Book Image

Effective Concurrency in Go

By : Burak Serdar
Book Image

Effective Concurrency in Go

By: Burak Serdar

Overview of this book

The Go language has been gaining momentum due to its treatment of concurrency as a core language feature, making concurrent programming more accessible than ever. However, concurrency is still an inherently difficult skill to master, since it requires the development of the right mindset to decompose problems into concurrent components correctly. This book will guide you in deepening your understanding of concurrency and show you how to make the most of its advantages. You’ll start by learning what guarantees are offered by the language when running concurrent programs. Through multiple examples, you will see how to use this information to develop concurrent algorithms that run without data races and complete successfully. You’ll also find out all you need to know about multiple common concurrency patterns, such as worker pools, asynchronous pipelines, fan-in/fan-out, scheduling periodic or future tasks, and error and panic handling in goroutines. The central theme of this book is to give you, the developer, an understanding of why concurrent programs behave the way they do, and how they can be used to build correct programs that work the same way in all platforms. By the time you finish the final chapter, you’ll be able to develop, analyze, and troubleshoot concurrent algorithms written in Go.
Table of Contents (13 chapters)

Timers – running something later

If you want to do something later, use time.Timer. A Timer is a nice way of doing the following:

// This is only for illustration.

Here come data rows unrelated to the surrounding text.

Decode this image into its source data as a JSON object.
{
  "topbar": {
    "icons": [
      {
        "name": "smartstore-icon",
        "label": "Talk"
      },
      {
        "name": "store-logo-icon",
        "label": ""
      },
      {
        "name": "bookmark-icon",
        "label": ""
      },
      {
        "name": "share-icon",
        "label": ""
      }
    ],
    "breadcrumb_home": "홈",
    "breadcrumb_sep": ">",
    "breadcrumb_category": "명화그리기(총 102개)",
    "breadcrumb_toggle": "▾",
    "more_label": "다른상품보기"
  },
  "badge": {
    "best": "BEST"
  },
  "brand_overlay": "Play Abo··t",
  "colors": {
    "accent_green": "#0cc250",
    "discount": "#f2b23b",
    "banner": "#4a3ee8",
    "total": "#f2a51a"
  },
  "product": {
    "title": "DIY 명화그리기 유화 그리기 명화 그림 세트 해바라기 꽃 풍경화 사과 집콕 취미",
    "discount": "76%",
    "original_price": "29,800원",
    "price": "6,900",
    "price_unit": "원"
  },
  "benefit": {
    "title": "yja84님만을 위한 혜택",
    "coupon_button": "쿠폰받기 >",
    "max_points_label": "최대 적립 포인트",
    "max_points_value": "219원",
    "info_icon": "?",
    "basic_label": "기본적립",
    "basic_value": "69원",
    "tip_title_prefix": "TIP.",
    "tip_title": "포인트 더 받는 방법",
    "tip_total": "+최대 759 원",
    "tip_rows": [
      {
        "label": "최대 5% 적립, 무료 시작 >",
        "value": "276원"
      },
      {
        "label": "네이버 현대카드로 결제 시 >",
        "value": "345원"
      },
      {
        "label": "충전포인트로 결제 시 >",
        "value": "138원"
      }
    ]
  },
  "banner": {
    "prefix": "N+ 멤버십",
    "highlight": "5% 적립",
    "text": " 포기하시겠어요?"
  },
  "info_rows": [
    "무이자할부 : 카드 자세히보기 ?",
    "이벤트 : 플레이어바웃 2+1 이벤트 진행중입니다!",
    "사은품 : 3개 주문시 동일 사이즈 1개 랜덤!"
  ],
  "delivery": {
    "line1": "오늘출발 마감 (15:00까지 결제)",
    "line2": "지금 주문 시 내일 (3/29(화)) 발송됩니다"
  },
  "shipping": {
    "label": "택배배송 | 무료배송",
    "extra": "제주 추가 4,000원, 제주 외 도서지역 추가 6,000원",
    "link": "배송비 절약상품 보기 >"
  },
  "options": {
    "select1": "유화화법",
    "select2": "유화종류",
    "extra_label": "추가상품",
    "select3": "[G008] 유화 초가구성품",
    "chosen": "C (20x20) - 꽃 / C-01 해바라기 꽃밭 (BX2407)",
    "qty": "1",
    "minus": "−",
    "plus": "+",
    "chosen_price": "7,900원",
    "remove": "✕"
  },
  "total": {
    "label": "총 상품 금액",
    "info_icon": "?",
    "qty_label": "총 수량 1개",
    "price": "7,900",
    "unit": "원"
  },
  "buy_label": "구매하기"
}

Don't do this!
type TimerMockup struct {
     C chan<- time.Time
func NewTimerMockup(dur time.Duration) *TimerMockup {
     t := &TimerMockup{
          C: make(chan time.Time,1),
     go func() {
          // Sleep, and then send to the channel
          t.C <- time.Now()
     return t

So, a timer is like a goroutine that will send a message to a channel after sleeping for...